__Task requirements__. Scan the lines below for "Дата" and copy the matches.

##########

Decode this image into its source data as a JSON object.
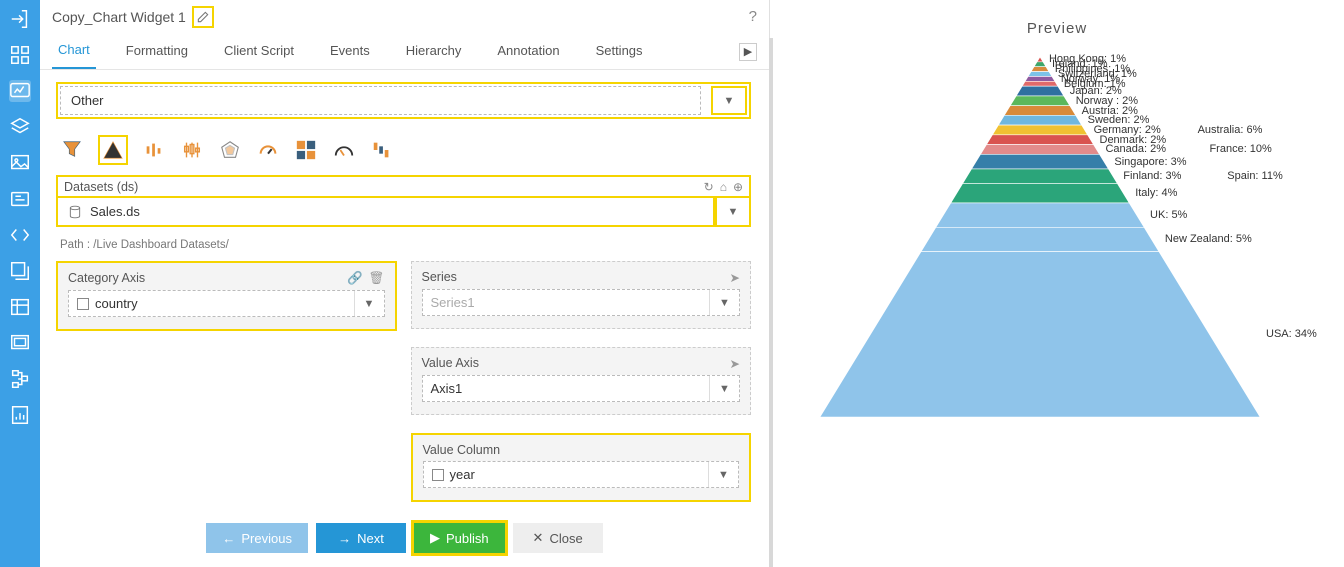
{
  "title": "Copy_Chart Widget 1",
  "tabs": [
    "Chart",
    "Formatting",
    "Client Script",
    "Events",
    "Hierarchy",
    "Annotation",
    "Settings"
  ],
  "chart_type_label": "Other",
  "datasets_label": "Datasets (ds)",
  "dataset_value": "Sales.ds",
  "path_label": "Path : /Live Dashboard Datasets/",
  "category_label": "Category Axis",
  "category_value": "country",
  "series_label": "Series",
  "series_value": "Series1",
  "value_axis_label": "Value Axis",
  "value_axis_value": "Axis1",
  "value_column_label": "Value Column",
  "value_column_value": "year",
  "buttons": {
    "prev": "Previous",
    "next": "Next",
    "publish": "Publish",
    "close": "Close"
  },
  "preview_title": "Preview",
  "chart_data": {
    "type": "pyramid",
    "title": "Preview",
    "series": [
      {
        "name": "Hong Kong",
        "value": 1,
        "color": "#d9534f"
      },
      {
        "name": "Ireland",
        "value": 1,
        "color": "#3fa66a"
      },
      {
        "name": "Philippines",
        "value": 1,
        "color": "#d98b3e"
      },
      {
        "name": "Switzerland",
        "value": 1,
        "color": "#7cc3e8"
      },
      {
        "name": "Norway",
        "value": 1,
        "color": "#8f5aa0"
      },
      {
        "name": "Belgium",
        "value": 1,
        "color": "#e06a6a"
      },
      {
        "name": "Japan",
        "value": 2,
        "color": "#2f6fa0"
      },
      {
        "name": "Norway ",
        "value": 2,
        "color": "#5bb85c"
      },
      {
        "name": "Austria",
        "value": 2,
        "color": "#d88a3a"
      },
      {
        "name": "Sweden",
        "value": 2,
        "color": "#6fb7df"
      },
      {
        "name": "Germany",
        "value": 2,
        "color": "#f0c132",
        "extra": {
          "name": "Australia",
          "value": 6
        }
      },
      {
        "name": "Denmark",
        "value": 2,
        "color": "#d9534f"
      },
      {
        "name": "Canada",
        "value": 2,
        "color": "#e28b8b",
        "extra": {
          "name": "France",
          "value": 10
        }
      },
      {
        "name": "Singapore",
        "value": 3,
        "color": "#367fa9"
      },
      {
        "name": "Finland",
        "value": 3,
        "color": "#2ba57a",
        "extra": {
          "name": "Spain",
          "value": 11
        }
      },
      {
        "name": "Italy",
        "value": 4,
        "color": "#2ba57a"
      },
      {
        "name": "UK",
        "value": 5,
        "color": "#8fc4ea"
      },
      {
        "name": "New Zealand",
        "value": 5,
        "color": "#8fc4ea"
      },
      {
        "name": "USA",
        "value": 34,
        "color": "#8fc4ea"
      }
    ]
  }
}
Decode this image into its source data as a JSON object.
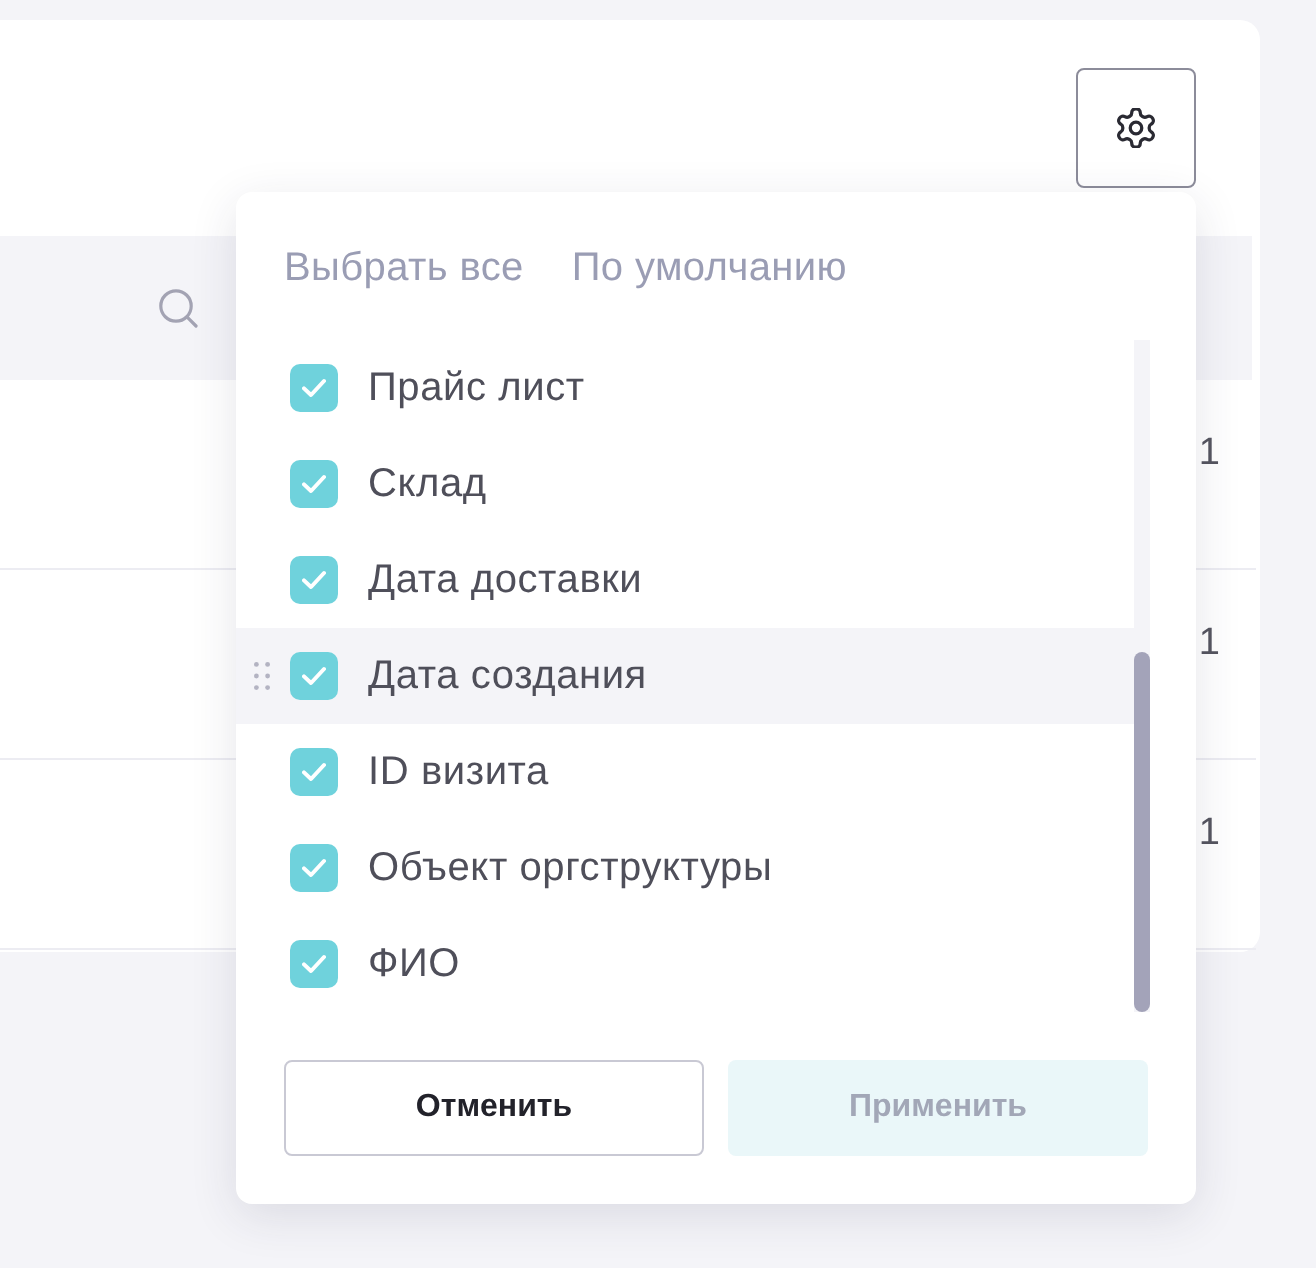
{
  "table": {
    "rows": [
      {
        "cell": "1"
      },
      {
        "cell": "1"
      },
      {
        "cell": "1"
      }
    ]
  },
  "column_menu": {
    "actions": [
      {
        "label": "Выбрать все",
        "disabled": true
      },
      {
        "label": "По умолчанию",
        "disabled": true
      }
    ],
    "items": [
      {
        "label": "Прайс лист",
        "checked": true,
        "hovered": false
      },
      {
        "label": "Склад",
        "checked": true,
        "hovered": false
      },
      {
        "label": "Дата доставки",
        "checked": true,
        "hovered": false
      },
      {
        "label": "Дата создания",
        "checked": true,
        "hovered": true
      },
      {
        "label": "ID визита",
        "checked": true,
        "hovered": false
      },
      {
        "label": "Объект оргструктуры",
        "checked": true,
        "hovered": false
      },
      {
        "label": "ФИО",
        "checked": true,
        "hovered": false
      }
    ],
    "buttons": [
      {
        "label": "Отменить",
        "kind": "secondary",
        "disabled": false
      },
      {
        "label": "Применить",
        "kind": "primary",
        "disabled": true
      }
    ]
  }
}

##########

__Answer to this task__.
        "label": "Дата доставки",
        "label": "Дата создания",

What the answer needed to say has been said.